Dataset rows for apps and sites:
*-*-*
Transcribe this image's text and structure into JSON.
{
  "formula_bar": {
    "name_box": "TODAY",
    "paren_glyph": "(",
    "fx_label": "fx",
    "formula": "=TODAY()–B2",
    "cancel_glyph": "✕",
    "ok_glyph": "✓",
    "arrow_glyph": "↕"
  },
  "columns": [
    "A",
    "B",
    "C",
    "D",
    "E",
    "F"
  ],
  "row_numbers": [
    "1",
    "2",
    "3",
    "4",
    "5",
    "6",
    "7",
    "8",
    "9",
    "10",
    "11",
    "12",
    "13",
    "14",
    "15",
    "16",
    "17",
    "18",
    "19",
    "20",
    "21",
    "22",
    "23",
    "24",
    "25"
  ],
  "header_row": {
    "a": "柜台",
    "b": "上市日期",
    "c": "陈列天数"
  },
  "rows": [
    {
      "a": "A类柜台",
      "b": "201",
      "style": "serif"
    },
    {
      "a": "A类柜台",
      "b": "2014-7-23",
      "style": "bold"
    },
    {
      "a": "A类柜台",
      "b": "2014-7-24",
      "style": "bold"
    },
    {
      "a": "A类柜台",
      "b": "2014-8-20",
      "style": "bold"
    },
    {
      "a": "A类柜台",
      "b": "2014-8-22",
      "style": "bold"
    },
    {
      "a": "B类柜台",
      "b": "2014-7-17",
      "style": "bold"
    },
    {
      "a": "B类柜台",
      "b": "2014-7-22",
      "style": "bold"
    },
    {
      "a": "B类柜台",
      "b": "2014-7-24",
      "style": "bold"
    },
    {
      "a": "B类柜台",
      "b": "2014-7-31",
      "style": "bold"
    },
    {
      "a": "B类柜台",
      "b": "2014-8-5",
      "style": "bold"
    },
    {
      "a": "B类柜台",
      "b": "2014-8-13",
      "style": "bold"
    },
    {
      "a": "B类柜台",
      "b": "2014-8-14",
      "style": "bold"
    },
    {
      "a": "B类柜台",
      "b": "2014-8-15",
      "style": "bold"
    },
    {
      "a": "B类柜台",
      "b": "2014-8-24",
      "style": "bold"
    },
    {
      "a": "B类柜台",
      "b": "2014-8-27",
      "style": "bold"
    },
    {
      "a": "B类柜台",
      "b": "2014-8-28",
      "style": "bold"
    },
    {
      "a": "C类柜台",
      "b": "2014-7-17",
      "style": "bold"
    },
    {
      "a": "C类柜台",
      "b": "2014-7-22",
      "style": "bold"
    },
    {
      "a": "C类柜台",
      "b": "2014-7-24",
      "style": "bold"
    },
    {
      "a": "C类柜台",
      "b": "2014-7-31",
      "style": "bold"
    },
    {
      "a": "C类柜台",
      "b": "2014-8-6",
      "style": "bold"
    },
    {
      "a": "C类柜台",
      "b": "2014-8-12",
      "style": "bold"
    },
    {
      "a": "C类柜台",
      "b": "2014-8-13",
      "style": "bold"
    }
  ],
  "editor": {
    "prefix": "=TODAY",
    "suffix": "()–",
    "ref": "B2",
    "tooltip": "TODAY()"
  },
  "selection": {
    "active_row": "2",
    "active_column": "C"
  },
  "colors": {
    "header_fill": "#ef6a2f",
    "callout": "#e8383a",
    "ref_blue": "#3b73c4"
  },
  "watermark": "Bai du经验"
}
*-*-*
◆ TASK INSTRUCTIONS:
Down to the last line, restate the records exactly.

◆ SOLUTION TO THIS PROBLEM:
Transcribe this image's text and structure into JSON.
{
  "formula_bar": {
    "name_box": "TODAY",
    "paren_glyph": "(",
    "fx_label": "fx",
    "formula": "=TODAY()–B2",
    "cancel_glyph": "✕",
    "ok_glyph": "✓",
    "arrow_glyph": "↕"
  },
  "columns": [
    "A",
    "B",
    "C",
    "D",
    "E",
    "F"
  ],
  "row_numbers": [
    "1",
    "2",
    "3",
    "4",
    "5",
    "6",
    "7",
    "8",
    "9",
    "10",
    "11",
    "12",
    "13",
    "14",
    "15",
    "16",
    "17",
    "18",
    "19",
    "20",
    "21",
    "22",
    "23",
    "24",
    "25"
  ],
  "header_row": {
    "a": "柜台",
    "b": "上市日期",
    "c": "陈列天数"
  },
  "rows": [
    {
      "a": "A类柜台",
      "b": "201",
      "style": "serif"
    },
    {
      "a": "A类柜台",
      "b": "2014-7-23",
      "style": "bold"
    },
    {
      "a": "A类柜台",
      "b": "2014-7-24",
      "style": "bold"
    },
    {
      "a": "A类柜台",
      "b": "2014-8-20",
      "style": "bold"
    },
    {
      "a": "A类柜台",
      "b": "2014-8-22",
      "style": "bold"
    },
    {
      "a": "B类柜台",
      "b": "2014-7-17",
      "style": "bold"
    },
    {
      "a": "B类柜台",
      "b": "2014-7-22",
      "style": "bold"
    },
    {
      "a": "B类柜台",
      "b": "2014-7-24",
      "style": "bold"
    },
    {
      "a": "B类柜台",
      "b": "2014-7-31",
      "style": "bold"
    },
    {
      "a": "B类柜台",
      "b": "2014-8-5",
      "style": "bold"
    },
    {
      "a": "B类柜台",
      "b": "2014-8-13",
      "style": "bold"
    },
    {
      "a": "B类柜台",
      "b": "2014-8-14",
      "style": "bold"
    },
    {
      "a": "B类柜台",
      "b": "2014-8-15",
      "style": "bold"
    },
    {
      "a": "B类柜台",
      "b": "2014-8-24",
      "style": "bold"
    },
    {
      "a": "B类柜台",
      "b": "2014-8-27",
      "style": "bold"
    },
    {
      "a": "B类柜台",
      "b": "2014-8-28",
      "style": "bold"
    },
    {
      "a": "C类柜台",
      "b": "2014-7-17",
      "style": "bold"
    },
    {
      "a": "C类柜台",
      "b": "2014-7-22",
      "style": "bold"
    },
    {
      "a": "C类柜台",
      "b": "2014-7-24",
      "style": "bold"
    },
    {
      "a": "C类柜台",
      "b": "2014-7-31",
      "style": "bold"
    },
    {
      "a": "C类柜台",
      "b": "2014-8-6",
      "style": "bold"
    },
    {
      "a": "C类柜台",
      "b": "2014-8-12",
      "style": "bold"
    },
    {
      "a": "C类柜台",
      "b": "2014-8-13",
      "style": "bold"
    }
  ],
  "editor": {
    "prefix": "=TODAY",
    "suffix": "()–",
    "ref": "B2",
    "tooltip": "TODAY()"
  },
  "selection": {
    "active_row": "2",
    "active_column": "C"
  },
  "colors": {
    "header_fill": "#ef6a2f",
    "callout": "#e8383a",
    "ref_blue": "#3b73c4"
  },
  "watermark": "Bai du经验"
}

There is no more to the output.